Task material Block Start

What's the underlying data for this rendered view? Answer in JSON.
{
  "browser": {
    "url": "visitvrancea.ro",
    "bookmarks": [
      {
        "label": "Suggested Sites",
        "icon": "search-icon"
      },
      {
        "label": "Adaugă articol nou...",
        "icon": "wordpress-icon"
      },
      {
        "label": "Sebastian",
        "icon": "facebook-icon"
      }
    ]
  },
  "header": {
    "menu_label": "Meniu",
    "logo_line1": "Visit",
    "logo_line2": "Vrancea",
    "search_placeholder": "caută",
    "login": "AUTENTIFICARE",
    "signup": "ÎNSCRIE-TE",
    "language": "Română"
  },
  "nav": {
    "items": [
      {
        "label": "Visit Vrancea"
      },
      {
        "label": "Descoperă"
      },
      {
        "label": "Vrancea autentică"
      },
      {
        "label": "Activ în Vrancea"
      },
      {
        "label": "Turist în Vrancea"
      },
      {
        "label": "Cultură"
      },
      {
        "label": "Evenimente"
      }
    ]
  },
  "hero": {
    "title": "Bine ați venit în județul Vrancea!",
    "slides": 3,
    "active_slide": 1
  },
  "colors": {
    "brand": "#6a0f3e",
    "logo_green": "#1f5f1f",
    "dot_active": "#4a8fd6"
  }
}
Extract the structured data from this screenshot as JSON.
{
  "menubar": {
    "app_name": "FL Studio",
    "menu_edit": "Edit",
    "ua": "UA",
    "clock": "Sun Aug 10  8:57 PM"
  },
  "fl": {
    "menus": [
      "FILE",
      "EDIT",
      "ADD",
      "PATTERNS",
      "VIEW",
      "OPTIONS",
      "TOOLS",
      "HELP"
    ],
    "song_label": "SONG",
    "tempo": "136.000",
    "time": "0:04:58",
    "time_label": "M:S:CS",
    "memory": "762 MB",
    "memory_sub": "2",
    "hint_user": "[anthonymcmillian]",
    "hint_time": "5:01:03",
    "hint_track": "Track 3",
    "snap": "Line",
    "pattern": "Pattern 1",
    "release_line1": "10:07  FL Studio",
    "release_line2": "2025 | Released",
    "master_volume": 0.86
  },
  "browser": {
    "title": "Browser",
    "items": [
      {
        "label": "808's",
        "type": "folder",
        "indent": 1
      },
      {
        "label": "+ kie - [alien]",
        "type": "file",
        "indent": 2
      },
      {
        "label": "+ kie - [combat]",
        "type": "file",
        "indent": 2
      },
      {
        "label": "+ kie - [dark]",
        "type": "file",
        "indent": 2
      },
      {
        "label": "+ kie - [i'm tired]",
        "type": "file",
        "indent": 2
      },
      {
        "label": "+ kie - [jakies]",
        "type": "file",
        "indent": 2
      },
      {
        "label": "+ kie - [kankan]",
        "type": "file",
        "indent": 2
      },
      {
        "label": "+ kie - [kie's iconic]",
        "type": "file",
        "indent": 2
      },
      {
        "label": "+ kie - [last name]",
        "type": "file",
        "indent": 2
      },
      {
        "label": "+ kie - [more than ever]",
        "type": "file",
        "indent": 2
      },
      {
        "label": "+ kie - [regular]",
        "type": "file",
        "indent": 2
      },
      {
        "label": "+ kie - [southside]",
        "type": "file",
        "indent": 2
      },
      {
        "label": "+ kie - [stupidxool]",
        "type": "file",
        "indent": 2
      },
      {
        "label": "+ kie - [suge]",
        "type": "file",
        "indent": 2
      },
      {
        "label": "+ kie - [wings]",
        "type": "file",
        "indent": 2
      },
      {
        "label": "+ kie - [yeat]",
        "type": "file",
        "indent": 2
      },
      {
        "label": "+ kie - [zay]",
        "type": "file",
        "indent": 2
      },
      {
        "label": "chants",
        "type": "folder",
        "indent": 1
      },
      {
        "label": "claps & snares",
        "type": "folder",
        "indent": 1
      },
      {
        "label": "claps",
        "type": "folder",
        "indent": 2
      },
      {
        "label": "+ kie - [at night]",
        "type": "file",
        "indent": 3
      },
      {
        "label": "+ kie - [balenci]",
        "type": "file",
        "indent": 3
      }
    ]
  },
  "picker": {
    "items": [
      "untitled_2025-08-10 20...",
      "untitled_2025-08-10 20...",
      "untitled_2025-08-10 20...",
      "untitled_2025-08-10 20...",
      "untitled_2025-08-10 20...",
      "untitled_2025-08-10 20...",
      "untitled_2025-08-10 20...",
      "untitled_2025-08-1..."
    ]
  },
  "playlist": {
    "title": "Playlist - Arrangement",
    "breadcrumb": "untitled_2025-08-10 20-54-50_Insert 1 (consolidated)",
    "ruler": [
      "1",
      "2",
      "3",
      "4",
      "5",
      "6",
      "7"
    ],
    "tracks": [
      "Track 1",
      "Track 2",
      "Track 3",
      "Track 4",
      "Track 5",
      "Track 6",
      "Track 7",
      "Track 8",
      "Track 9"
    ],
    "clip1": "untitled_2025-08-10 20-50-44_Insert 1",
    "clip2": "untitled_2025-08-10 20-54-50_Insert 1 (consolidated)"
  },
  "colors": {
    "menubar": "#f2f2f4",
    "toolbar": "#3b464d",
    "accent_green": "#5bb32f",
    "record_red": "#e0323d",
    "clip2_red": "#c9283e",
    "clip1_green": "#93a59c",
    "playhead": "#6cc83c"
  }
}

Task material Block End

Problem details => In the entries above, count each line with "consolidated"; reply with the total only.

Task result => 2